The authors suggest that Eurydice, whose name means “Wide Justice,”6 sounds more like an epithet for the goddess Persephone in her role as judge of souls than the name of a mortal wife. I’m inclined to agree, because I find the parallels between Persephone and Eurydice to be striking. Eurydice died of a snake bite after a shepherd or satyr attempted to rape her on the day of her wedding to Orpheus, and according to the Orphic Hymn to Persephone, Zeus raped Persephone in the form of a serpent. The fruit of that unspeakable union was Dionysus. Through her untimely death, Eurydice was, in a sense, abducted by Hades, and through Orpheus’s descent into the Underworld, he was reborn as a Dionysian mystic.

Persephone herself is a key figure in the myth for taking pity upon Orpheus and permitting Eurydice’s return to the land of the living, on the condition that he not look back, lest he lose her forever. Yet, despite this warning, he could not resist the urge to do so. In medieval times, Orpheus’s backward glance “was a symbol of human weakness, illustrating the way even the most dedicated among us, the holiest, cannot escape those moments of desire for material pleasures.”7

Carl Jung interpreted Orpheus’s “backward glance” as “a symbol of individuation and the achievement of autonomy.”8 Orpheus was fated to lose the love of his life so he would become the renowned mystic and musician he was destined to be. Sometimes the obligations of a relationship can limit one’s ability to pursue the soul’s true calling, and so Orpheus’s romantic hindrance was removed by the force of death, while simultaneously being used as a guiding light to propel him forward.

This poignant insight resonated deeply with me because I have observed in my own life that love lost or unrequited can be a powerful catalyst for personal growth and transformation. Limerence, or romantic obsession for someone unattainable, can serve a higher purpose when it is sublimated into artistic and spiritual pursuits. When I think back on it, it seems that heartbreak was the catalyst for every major breakthrough and turning point in my life, as if the Universe was redirecting me towards something greater, even though I felt devastated at the time. 

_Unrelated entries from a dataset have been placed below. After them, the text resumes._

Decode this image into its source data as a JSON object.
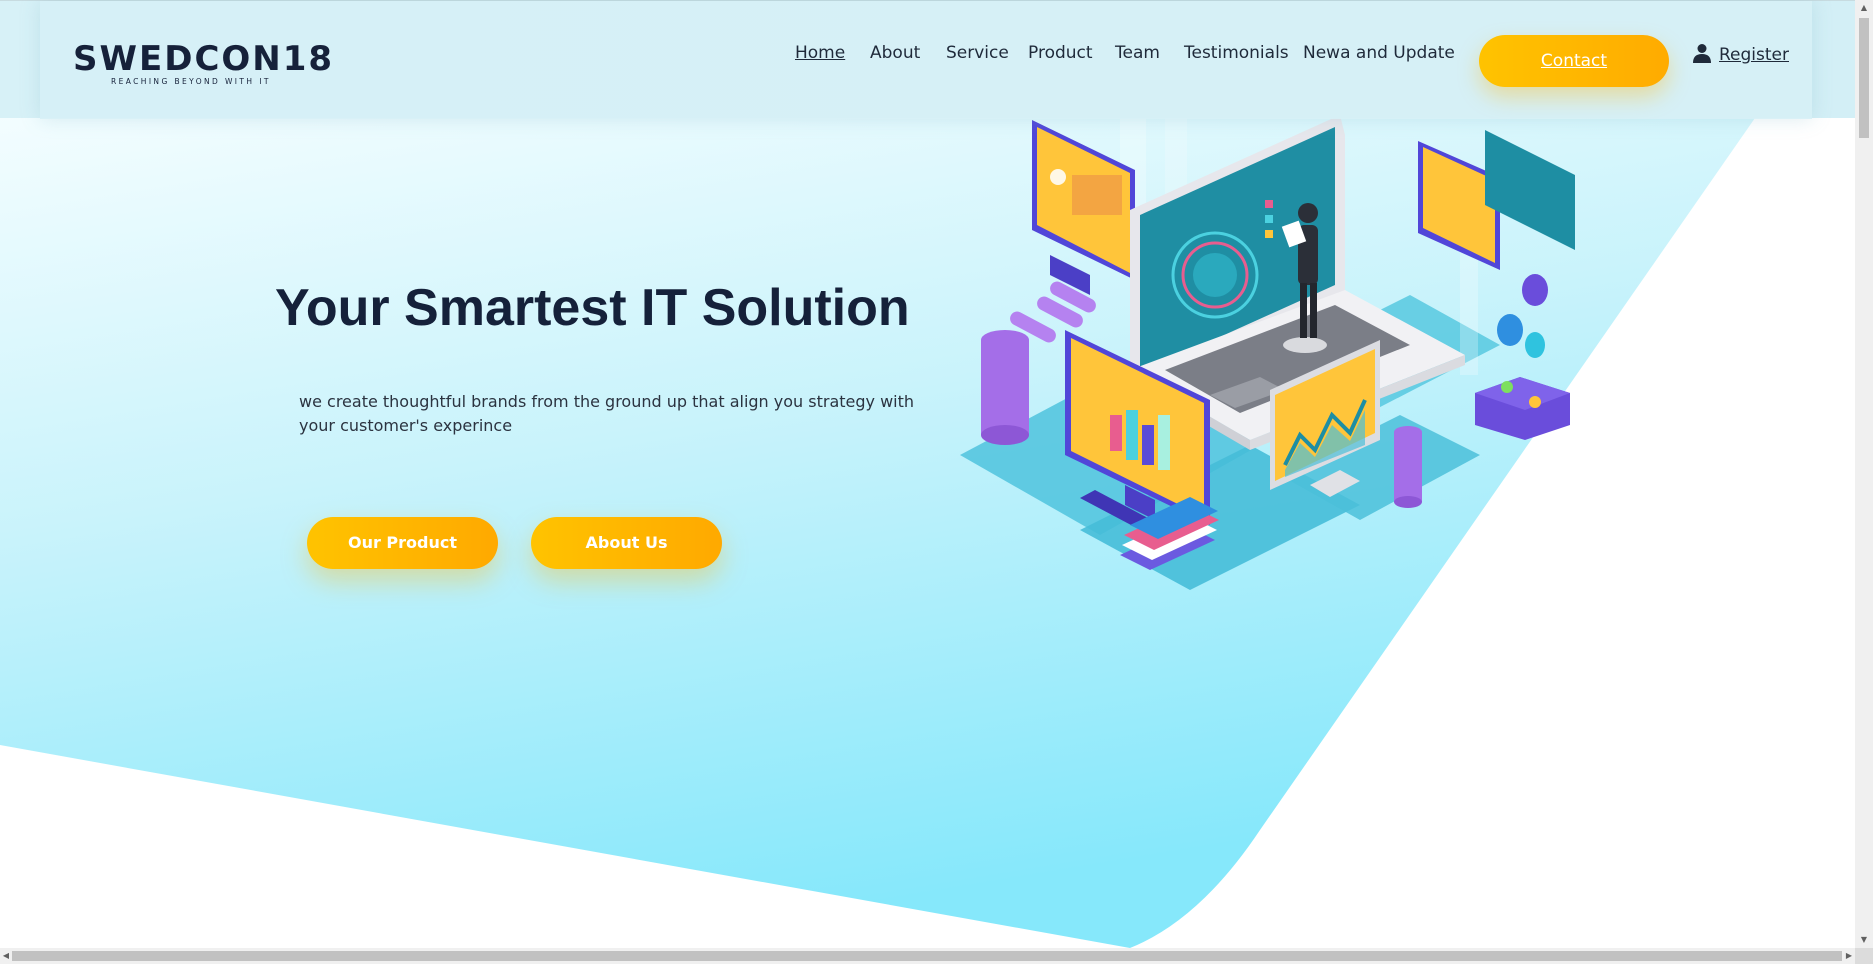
{
  "brand": {
    "name": "SWEDCON18",
    "tagline": "REACHING BEYOND WITH IT"
  },
  "nav": {
    "items": [
      {
        "label": "Home",
        "active": true
      },
      {
        "label": "About",
        "active": false
      },
      {
        "label": "Service",
        "active": false
      },
      {
        "label": "Product",
        "active": false
      },
      {
        "label": "Team",
        "active": false
      },
      {
        "label": "Testimonials",
        "active": false
      },
      {
        "label": "Newa and Update",
        "active": false
      }
    ],
    "contact_label": "Contact",
    "register_label": "Register"
  },
  "hero": {
    "title": "Your Smartest IT Solution",
    "subtitle": "we create thoughtful brands from the ground up that align you strategy with your customer's experince",
    "buttons": {
      "product_label": "Our Product",
      "about_label": "About Us"
    }
  },
  "colors": {
    "accent": "#ffb400",
    "hero_gradient_start": "#eafbff",
    "hero_gradient_end": "#7fe6fb",
    "header_bg": "#d6f0f6",
    "text_dark": "#15213a"
  },
  "icons": {
    "register": "user-icon",
    "illustration": "isometric-it-illustration"
  }
}
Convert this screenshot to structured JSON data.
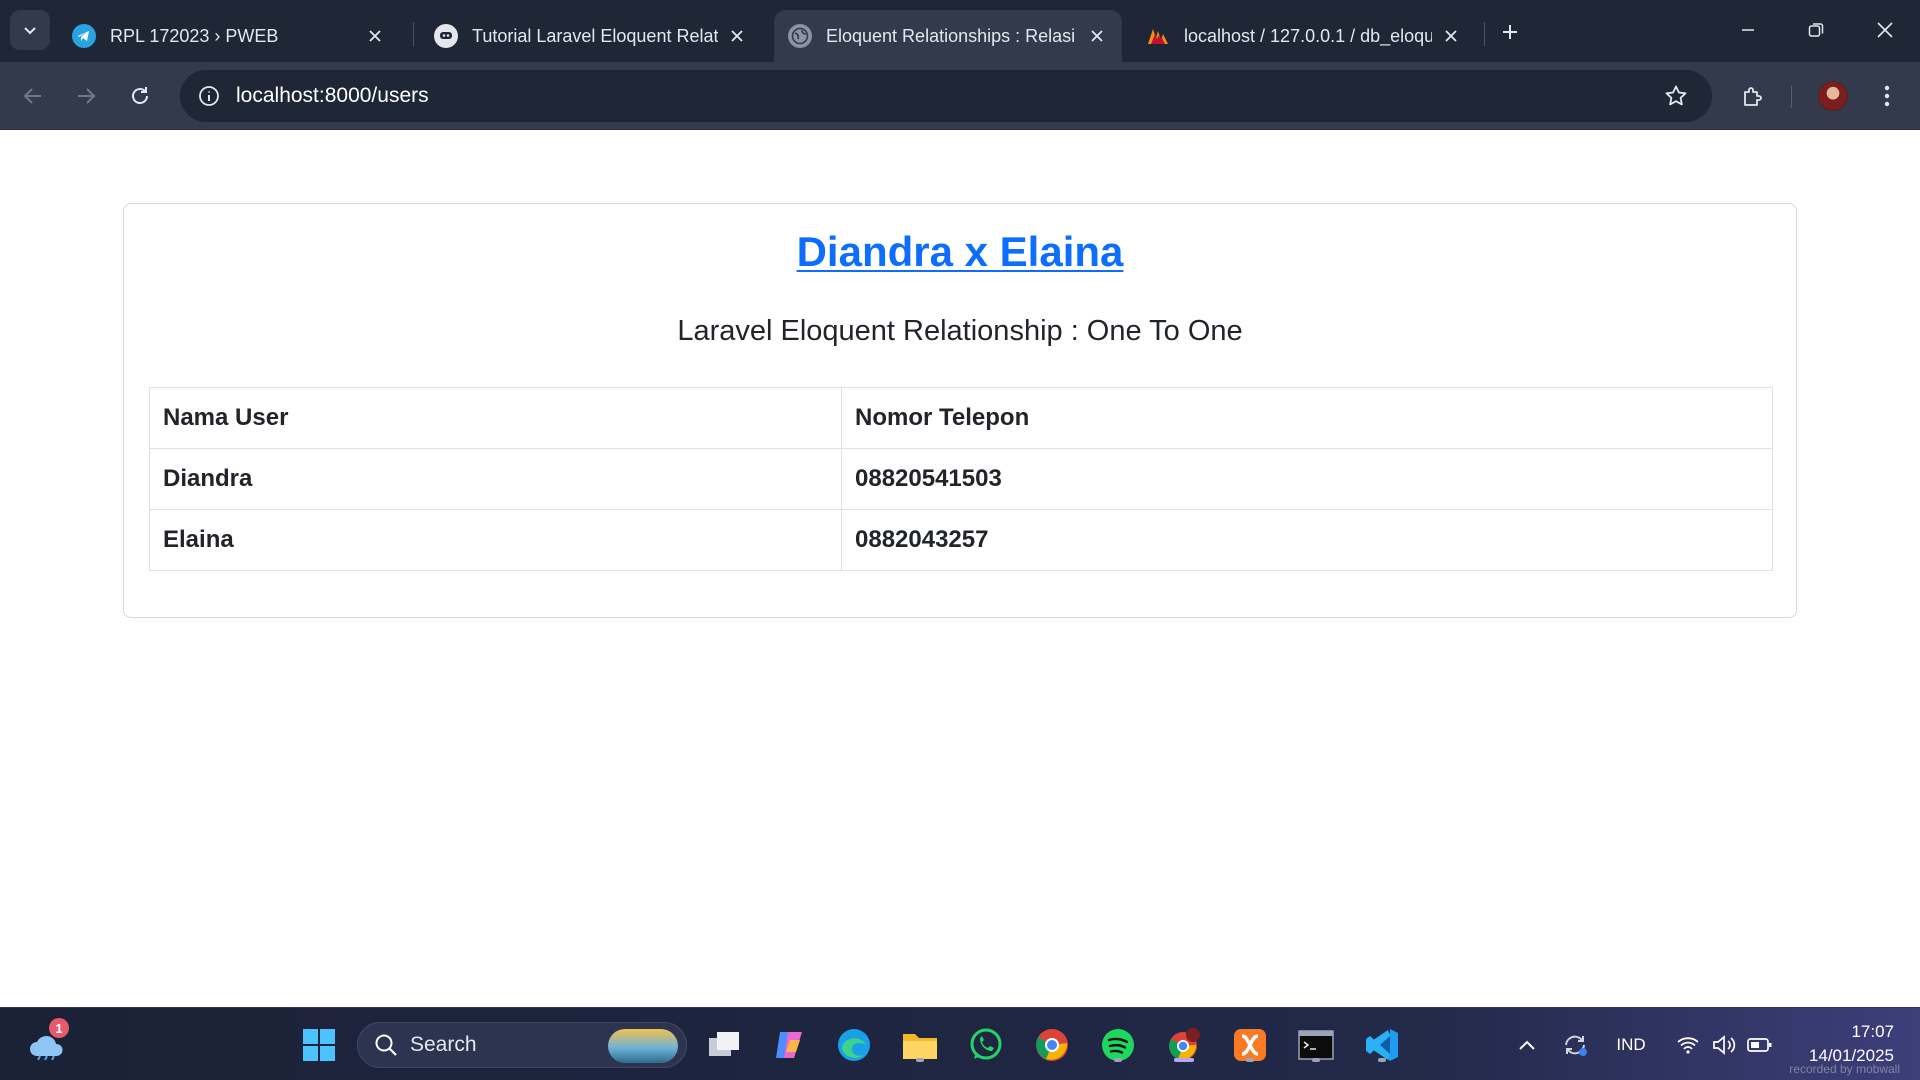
{
  "browser": {
    "tabs": [
      {
        "title": "RPL 172023 › PWEB",
        "icon": "telegram-icon",
        "active": false
      },
      {
        "title": "Tutorial Laravel Eloquent Relatio",
        "icon": "agent-icon",
        "active": false
      },
      {
        "title": "Eloquent Relationships : Relasi O",
        "icon": "globe-icon",
        "active": true
      },
      {
        "title": "localhost / 127.0.0.1 / db_eloqu",
        "icon": "phpmyadmin-icon",
        "active": false
      }
    ],
    "url": "localhost:8000/users"
  },
  "page": {
    "title": "Diandra x Elaina",
    "subtitle": "Laravel Eloquent Relationship : One To One",
    "table": {
      "headers": [
        "Nama User",
        "Nomor Telepon"
      ],
      "rows": [
        [
          "Diandra",
          "08820541503"
        ],
        [
          "Elaina",
          "0882043257"
        ]
      ]
    }
  },
  "taskbar": {
    "weather_badge": "1",
    "search_label": "Search",
    "language": "IND",
    "time": "17:07",
    "date": "14/01/2025",
    "watermark": "recorded by mobwall"
  },
  "colors": {
    "chrome_dark": "#1f2635",
    "chrome_mid": "#323a4b",
    "link": "#0d6efd",
    "text": "#212529"
  }
}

The second half of this book contains the “Orphic Charms and the Sacred Songs of Orpheus.” The authors have taken creative liberties with their loose translations of the Orphic Hymns, creating “a poetic work, not a scholarly translation.”9

The charms consist of the cryptic messages that were inscribed on the Orphic golden leaves, which were buried with the deceased as “passwords for the dead, messages to avert forgetfulness.”10 My favorite charm tells the departed initiate what words they must speak to the guardians of the lake of memory in order to drink from it:

“I am a child of earth/and of starry heaven,/but my race is of heaven./This you know./I am parched/and perishing./Give me cold water/from the lake of memory.”11

One of my favorite hymns is addressed to Hermes, who is cleverly described with homophones as the “lover of prophets/and profits”.12 I also adore the hymn to Persephone, in which she is honored as “the star/at the core of the apple.”13 The beautiful aquatic imagery of “The Nereids” reminds me of Hans Christian Andersen’s fairy tale “The Little Mermaid”: “Daughters of Nereus,/you live in the golden castle/at the bottom of the sea./Your steeds are Tritons,/the mermen with wings./You delight in the creatures/of the billowing brine.”14

The Magic of the Orphic Hymns is a poetic odyssey through the history and mystery of Orphism that makes the traditional hymns more accessible to contemporary mystics by rendering them in vivid modern English. Anyone who is curious about the Orphic tradition or interested in revitalizing the hymns in their personal practice will benefit from reading this book. These pages want to be perfumed in incense and awakened with whispered incantations.